ASSIGNMENT> Copy every line from the material below that holds "content".

SOURCE INFORMATION>
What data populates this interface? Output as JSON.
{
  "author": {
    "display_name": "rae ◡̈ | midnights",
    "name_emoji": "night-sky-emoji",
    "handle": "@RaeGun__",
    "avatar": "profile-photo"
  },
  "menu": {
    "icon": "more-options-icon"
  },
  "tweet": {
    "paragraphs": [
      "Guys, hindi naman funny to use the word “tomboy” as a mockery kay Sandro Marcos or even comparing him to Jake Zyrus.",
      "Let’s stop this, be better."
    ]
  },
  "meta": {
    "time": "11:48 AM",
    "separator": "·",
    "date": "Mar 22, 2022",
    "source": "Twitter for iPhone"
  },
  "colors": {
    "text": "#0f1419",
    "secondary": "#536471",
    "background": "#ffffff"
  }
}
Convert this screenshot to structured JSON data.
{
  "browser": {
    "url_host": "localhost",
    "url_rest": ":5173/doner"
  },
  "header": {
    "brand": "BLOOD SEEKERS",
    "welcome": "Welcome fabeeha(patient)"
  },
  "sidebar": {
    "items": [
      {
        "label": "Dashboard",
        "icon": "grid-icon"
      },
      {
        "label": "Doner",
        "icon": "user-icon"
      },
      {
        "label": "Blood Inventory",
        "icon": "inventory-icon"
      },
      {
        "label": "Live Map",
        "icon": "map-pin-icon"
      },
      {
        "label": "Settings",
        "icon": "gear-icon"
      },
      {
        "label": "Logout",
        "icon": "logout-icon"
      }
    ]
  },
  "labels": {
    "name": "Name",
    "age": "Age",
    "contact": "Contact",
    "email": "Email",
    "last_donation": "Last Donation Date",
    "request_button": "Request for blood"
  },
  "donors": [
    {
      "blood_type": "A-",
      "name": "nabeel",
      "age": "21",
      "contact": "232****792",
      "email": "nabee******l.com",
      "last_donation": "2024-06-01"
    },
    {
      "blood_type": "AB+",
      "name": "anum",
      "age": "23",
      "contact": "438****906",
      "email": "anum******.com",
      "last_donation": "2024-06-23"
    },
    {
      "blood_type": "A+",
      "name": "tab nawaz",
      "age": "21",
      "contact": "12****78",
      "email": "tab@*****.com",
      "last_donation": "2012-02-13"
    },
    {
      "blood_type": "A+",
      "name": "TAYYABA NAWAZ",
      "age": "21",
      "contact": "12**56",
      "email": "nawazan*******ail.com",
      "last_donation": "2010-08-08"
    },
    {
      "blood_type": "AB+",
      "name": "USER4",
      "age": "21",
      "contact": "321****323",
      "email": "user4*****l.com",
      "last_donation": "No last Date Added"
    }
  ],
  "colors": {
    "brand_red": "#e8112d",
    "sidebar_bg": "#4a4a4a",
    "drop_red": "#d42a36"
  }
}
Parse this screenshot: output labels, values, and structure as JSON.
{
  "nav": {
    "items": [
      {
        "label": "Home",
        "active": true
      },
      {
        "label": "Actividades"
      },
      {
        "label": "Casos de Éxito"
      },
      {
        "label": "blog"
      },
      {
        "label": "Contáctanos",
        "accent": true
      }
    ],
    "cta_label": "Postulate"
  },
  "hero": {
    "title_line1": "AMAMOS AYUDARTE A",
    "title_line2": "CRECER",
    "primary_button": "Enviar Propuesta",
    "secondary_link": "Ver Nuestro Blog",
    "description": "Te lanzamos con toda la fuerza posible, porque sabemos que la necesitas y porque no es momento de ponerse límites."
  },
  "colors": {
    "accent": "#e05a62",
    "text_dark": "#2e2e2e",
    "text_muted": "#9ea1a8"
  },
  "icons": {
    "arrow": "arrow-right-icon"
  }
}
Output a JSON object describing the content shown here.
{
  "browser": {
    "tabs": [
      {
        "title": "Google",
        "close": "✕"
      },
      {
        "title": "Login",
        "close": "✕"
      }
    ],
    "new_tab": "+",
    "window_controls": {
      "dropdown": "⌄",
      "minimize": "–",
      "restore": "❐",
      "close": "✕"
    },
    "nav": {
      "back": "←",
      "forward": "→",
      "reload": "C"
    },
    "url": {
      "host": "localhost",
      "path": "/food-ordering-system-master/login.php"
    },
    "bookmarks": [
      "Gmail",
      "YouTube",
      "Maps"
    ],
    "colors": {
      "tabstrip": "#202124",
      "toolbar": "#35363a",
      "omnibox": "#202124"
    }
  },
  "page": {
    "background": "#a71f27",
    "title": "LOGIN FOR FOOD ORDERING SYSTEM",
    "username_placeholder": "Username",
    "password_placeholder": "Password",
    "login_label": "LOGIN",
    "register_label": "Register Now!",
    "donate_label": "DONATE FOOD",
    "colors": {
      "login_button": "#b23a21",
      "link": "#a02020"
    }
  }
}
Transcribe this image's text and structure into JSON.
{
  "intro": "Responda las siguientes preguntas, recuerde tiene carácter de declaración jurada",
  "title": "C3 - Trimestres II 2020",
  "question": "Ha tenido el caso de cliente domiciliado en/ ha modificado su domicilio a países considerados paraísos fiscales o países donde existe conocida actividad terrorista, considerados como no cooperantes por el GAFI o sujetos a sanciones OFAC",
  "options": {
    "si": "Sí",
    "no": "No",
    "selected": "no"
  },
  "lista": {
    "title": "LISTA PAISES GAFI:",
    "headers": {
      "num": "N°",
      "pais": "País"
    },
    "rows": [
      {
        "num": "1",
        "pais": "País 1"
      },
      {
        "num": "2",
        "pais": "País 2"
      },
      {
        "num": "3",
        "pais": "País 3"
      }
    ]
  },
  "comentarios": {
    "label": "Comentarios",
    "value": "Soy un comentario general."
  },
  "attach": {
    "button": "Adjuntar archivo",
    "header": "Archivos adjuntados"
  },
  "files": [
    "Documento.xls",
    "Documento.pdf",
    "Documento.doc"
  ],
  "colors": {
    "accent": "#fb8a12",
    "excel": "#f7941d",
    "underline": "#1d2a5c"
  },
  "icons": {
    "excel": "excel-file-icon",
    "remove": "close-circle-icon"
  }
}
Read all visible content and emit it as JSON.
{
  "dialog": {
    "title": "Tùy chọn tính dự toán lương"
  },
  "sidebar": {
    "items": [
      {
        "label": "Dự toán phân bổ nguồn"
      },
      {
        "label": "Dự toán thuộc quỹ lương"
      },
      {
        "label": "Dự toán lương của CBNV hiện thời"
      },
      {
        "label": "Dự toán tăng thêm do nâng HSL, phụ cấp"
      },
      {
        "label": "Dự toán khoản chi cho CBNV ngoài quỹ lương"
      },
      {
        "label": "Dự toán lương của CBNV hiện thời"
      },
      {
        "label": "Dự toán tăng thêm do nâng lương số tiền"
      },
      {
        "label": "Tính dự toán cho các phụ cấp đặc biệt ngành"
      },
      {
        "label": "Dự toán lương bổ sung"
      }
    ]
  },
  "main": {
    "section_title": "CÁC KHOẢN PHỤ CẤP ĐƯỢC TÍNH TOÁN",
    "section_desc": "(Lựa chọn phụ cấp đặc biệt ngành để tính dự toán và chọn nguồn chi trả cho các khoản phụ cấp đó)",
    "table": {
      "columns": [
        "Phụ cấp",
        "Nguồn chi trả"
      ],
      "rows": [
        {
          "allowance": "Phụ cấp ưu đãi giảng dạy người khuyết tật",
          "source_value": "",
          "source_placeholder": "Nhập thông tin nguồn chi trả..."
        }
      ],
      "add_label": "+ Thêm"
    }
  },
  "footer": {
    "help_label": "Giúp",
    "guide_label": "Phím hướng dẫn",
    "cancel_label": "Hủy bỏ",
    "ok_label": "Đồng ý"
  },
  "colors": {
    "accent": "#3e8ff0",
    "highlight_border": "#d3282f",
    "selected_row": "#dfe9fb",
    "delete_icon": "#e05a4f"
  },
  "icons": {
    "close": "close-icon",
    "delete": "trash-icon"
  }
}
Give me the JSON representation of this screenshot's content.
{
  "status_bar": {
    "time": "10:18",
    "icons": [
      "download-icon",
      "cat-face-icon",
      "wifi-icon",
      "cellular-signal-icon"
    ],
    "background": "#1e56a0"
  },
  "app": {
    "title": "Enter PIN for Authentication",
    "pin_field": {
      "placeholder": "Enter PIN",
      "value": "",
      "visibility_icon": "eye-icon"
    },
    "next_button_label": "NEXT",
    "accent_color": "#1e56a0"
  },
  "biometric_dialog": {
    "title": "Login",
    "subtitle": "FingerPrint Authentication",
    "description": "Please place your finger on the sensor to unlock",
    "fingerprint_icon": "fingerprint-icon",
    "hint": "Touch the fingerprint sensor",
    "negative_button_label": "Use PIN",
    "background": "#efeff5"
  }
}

EXPECTED ANSWER>
Output a JSON object describing the content shown here.
Read all visible content and emit it as JSON.
Give me the JSON representation of this screenshot's content.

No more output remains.